The Global Liberal Arts Alliance is an association of liberal arts colleges around the world. It was established in 2009; the goal of the consortium is to provide an international framework for cooperation among institutions following the American liberal arts college model. The Alliance is administered by the Great Lakes Colleges Association, a consortium of thirteen American liberal arts colleges in the Great Lakes region. Al Akhawayn University, Morocco Albion College, United States Antioch College, United States Allegheny College, United States American College of Greece, Greece American University in Bulgaria, Bulgaria American University in Cairo, Egypt American University of Beirut, Lebanon American University of Nigeria, Nigeria American University of Paris, France Ashesi University, Ghana Bratislava International School of Liberal Arts, Slovakia Denison University, United States DePauw University, United States Earlham College, United States Effat University, Saudi Arabia Flame University, India Forman Christian College, Pakistan Franklin University, Switzerland Hope College, United States International Christian University, Japan John Cabot University, Italy Kalamazoo College, United States Kenyon College, United States Lingnan University, Hong Kong Oberlin College, United States Ohio Wesleyan University, United States Wabash College, United States College of Wooster, United States Liberal arts college Alliance of Asian Liberal Arts Universities List of higher education associations and alliances Official site

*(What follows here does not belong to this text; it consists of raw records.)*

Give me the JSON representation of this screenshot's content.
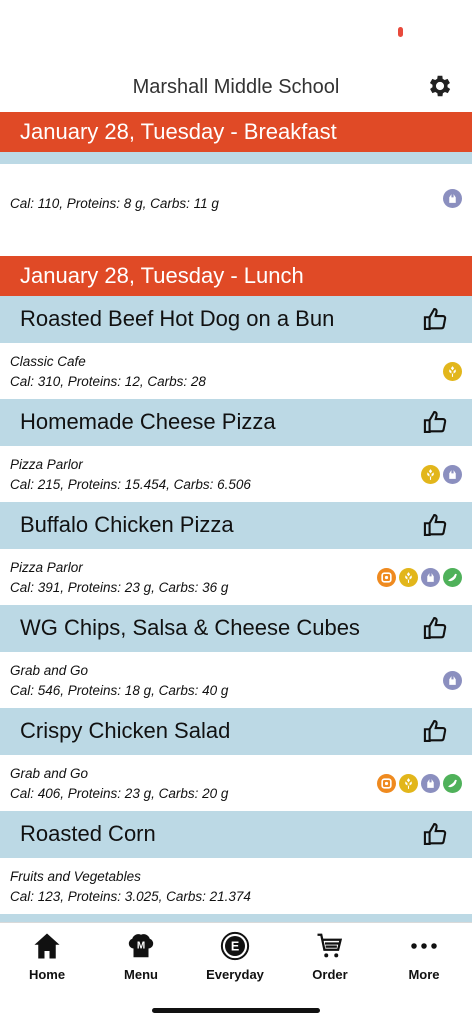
{
  "header": {
    "title": "Marshall Middle School"
  },
  "breakfast": {
    "heading": "January 28, Tuesday - Breakfast",
    "items": [
      {
        "station": "",
        "nutrition": "Cal: 110, Proteins: 8 g, Carbs: 11 g",
        "badges": [
          "veg"
        ]
      }
    ]
  },
  "lunch": {
    "heading": "January 28, Tuesday - Lunch",
    "items": [
      {
        "name": "Roasted Beef Hot Dog on a Bun",
        "station": "Classic Cafe",
        "nutrition": "Cal: 310, Proteins: 12, Carbs: 28",
        "badges": [
          "grain"
        ]
      },
      {
        "name": "Homemade Cheese Pizza",
        "station": "Pizza Parlor",
        "nutrition": "Cal: 215, Proteins: 15.454, Carbs: 6.506",
        "badges": [
          "grain",
          "veg"
        ]
      },
      {
        "name": "Buffalo Chicken Pizza",
        "station": "Pizza Parlor",
        "nutrition": "Cal: 391, Proteins: 23 g, Carbs: 36 g",
        "badges": [
          "orange",
          "grain",
          "veg",
          "green"
        ]
      },
      {
        "name": "WG Chips, Salsa & Cheese Cubes",
        "station": "Grab and Go",
        "nutrition": "Cal: 546, Proteins: 18 g, Carbs: 40 g",
        "badges": [
          "veg"
        ]
      },
      {
        "name": "Crispy Chicken Salad",
        "station": "Grab and Go",
        "nutrition": "Cal: 406, Proteins: 23 g, Carbs: 20 g",
        "badges": [
          "orange",
          "grain",
          "veg",
          "green"
        ]
      },
      {
        "name": "Roasted Corn",
        "station": "Fruits and Vegetables",
        "nutrition": "Cal: 123, Proteins: 3.025, Carbs: 21.374",
        "badges": []
      }
    ]
  },
  "tabs": [
    {
      "label": "Home",
      "icon": "home-icon"
    },
    {
      "label": "Menu",
      "icon": "chef-hat-icon"
    },
    {
      "label": "Everyday",
      "icon": "everyday-icon"
    },
    {
      "label": "Order",
      "icon": "cart-icon"
    },
    {
      "label": "More",
      "icon": "more-icon"
    }
  ],
  "colors": {
    "accent": "#e04a26",
    "item_bg": "#bcd9e5"
  }
}
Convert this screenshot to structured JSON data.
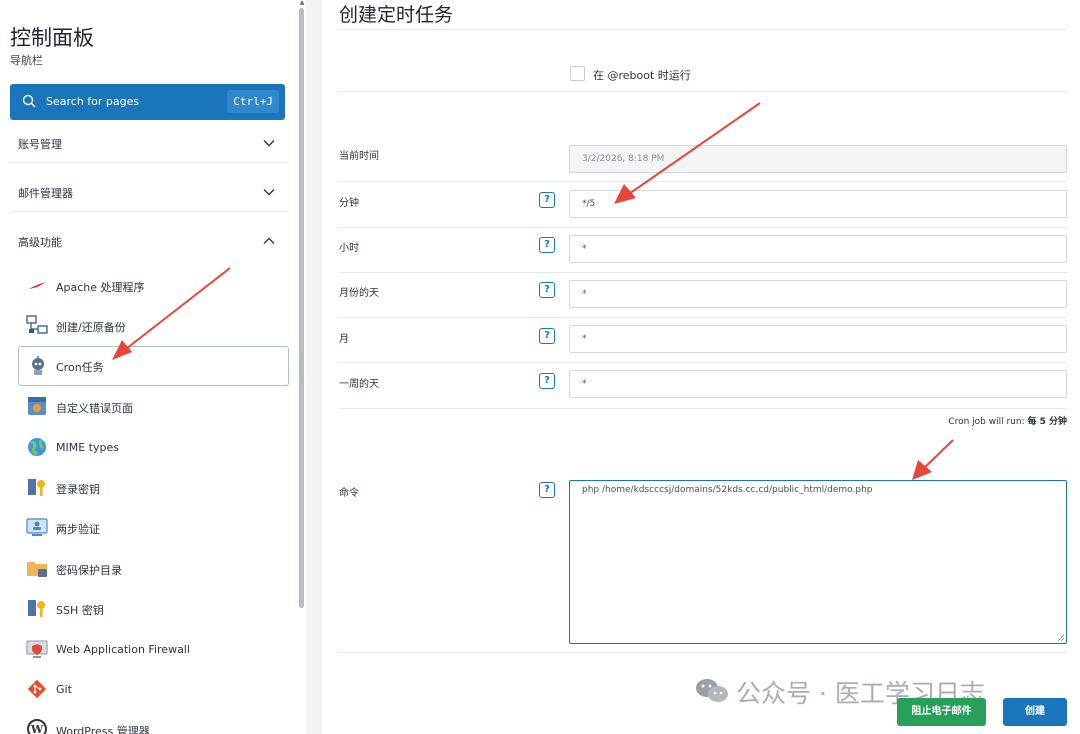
{
  "sidebar": {
    "title": "控制面板",
    "subtitle": "导航栏",
    "search": {
      "label": "Search for pages",
      "shortcut": "Ctrl+J"
    },
    "sections": [
      {
        "label": "账号管理",
        "expanded": false
      },
      {
        "label": "邮件管理器",
        "expanded": false
      },
      {
        "label": "高级功能",
        "expanded": true
      }
    ],
    "items": [
      {
        "label": "Apache 处理程序",
        "icon": "feather-icon"
      },
      {
        "label": "创建/还原备份",
        "icon": "network-backup-icon"
      },
      {
        "label": "Cron任务",
        "icon": "robot-icon",
        "active": true
      },
      {
        "label": "自定义错误页面",
        "icon": "error-page-icon"
      },
      {
        "label": "MIME types",
        "icon": "globe-icon"
      },
      {
        "label": "登录密钥",
        "icon": "key-icon"
      },
      {
        "label": "两步验证",
        "icon": "two-step-icon"
      },
      {
        "label": "密码保护目录",
        "icon": "folder-lock-icon"
      },
      {
        "label": "SSH 密钥",
        "icon": "ssh-key-icon"
      },
      {
        "label": "Web Application Firewall",
        "icon": "firewall-icon"
      },
      {
        "label": "Git",
        "icon": "git-icon"
      },
      {
        "label": "WordPress 管理器",
        "icon": "wordpress-icon"
      }
    ]
  },
  "main": {
    "title": "创建定时任务",
    "reboot_label": "在 @reboot 时运行",
    "current_time": {
      "label": "当前时间",
      "value": "3/2/2026, 8:18 PM"
    },
    "fields": [
      {
        "label": "分钟",
        "value": "*/5"
      },
      {
        "label": "小时",
        "value": "*"
      },
      {
        "label": "月份的天",
        "value": "*"
      },
      {
        "label": "月",
        "value": "*"
      },
      {
        "label": "一周的天",
        "value": "*"
      }
    ],
    "help_label": "?",
    "run_prefix": "Cron job will run: ",
    "run_value": "每 5 分钟",
    "command": {
      "label": "命令",
      "value": "php /home/kdscccsj/domains/52kds.cc.cd/public_html/demo.php"
    },
    "buttons": {
      "block_email": "阻止电子邮件",
      "create": "创建"
    },
    "watermark": "公众号 · 医工学习日志"
  },
  "colors": {
    "accent": "#1b75bb",
    "green": "#27a05a",
    "arrow": "#e8453c"
  }
}
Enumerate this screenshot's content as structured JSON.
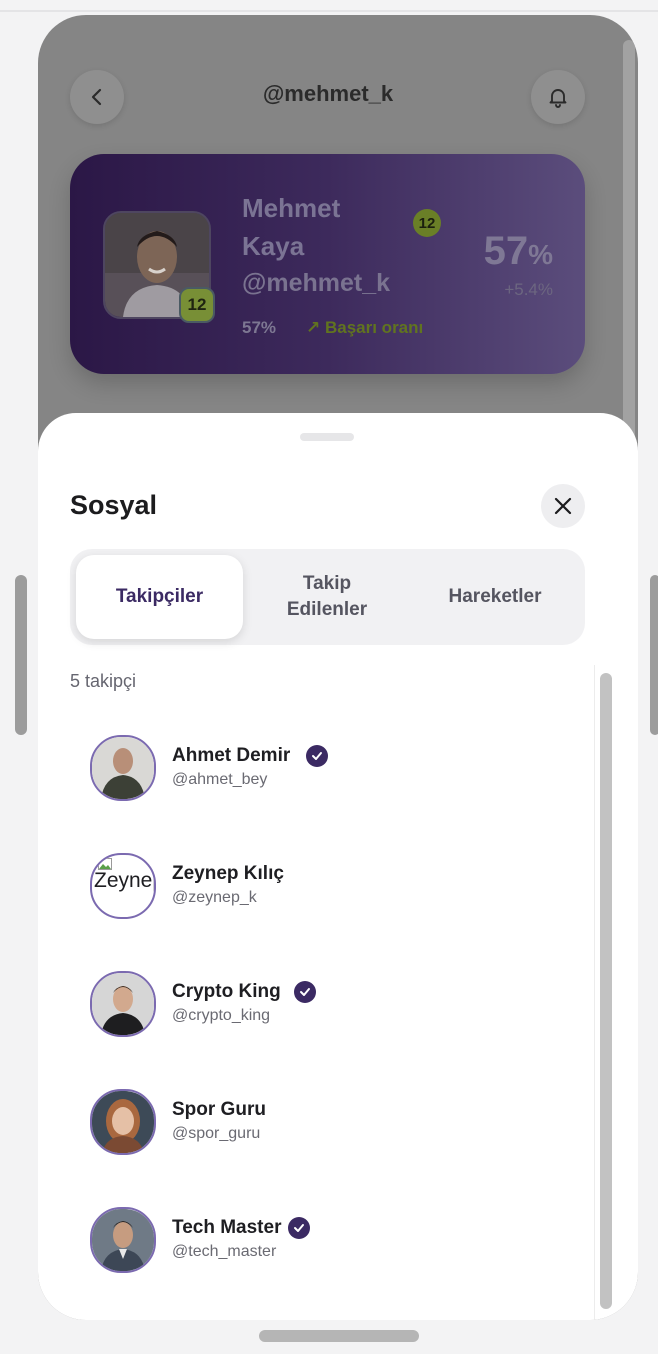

Osmonds is the debut album released by The Osmonds, the first under MGM as The Osmonds and the first to feature Donny. The first single from the album, "One Bad Apple", became a number-one hit according to the Billboard Hot 100 singles chart; the second single from the album, "Sweet and Innocent", reached number seven, with the single sleeve crediting group member Donny Osmond as the artist. The album reached number 14 on the Billboard Top Lps chart on February 27, 1971, it was certified Gold by the RIAA on September 13, 1971. Dave Thompson of AllMusic criticised the album's "Motown medley that contrarily ranks among the least soulful excursions you could imagine" and said that the album "nevertheless finds them still putting performance ahead of personality, hinting at the heights they would soon be scaling". Producer: Rick Hall Bass: Bob Wray Guitars: Albert S. Lowe, Jr. Travis Wammack Steel Guitar: Leo LeBlanc Keyboard: Clayton Ivey Baritone Saxophone: Ronnie Eades Tenor Saxophone: Harvey Thompson Trombone: Dale Quillen Trumpets: Harrison Calloway, Jr. Jack Peck Drums: Fred L. Prouty"Think" recorded on November 10, 1970 "One Bad Apple" recorded on October 26, 1970 "Catch Me Baby" recorded on November 10, 1970 "Lonesome They Call Me, Lonesome I Am" recorded on November 10, 1970 "Motown Special" recorded on November 13, 1970 "Sweet and Innocent" recorded on November 10, 1970 "He Ain't Heavy, He's My Brother" recorded on November 10, 1970 "Find'em, Fool'em, Forget'em" recorded on November 10, 1970 "Most of All" recorded on November 10, 1970 "Flirtin'" recorded on October 26, 1970 The Osmond Store Official website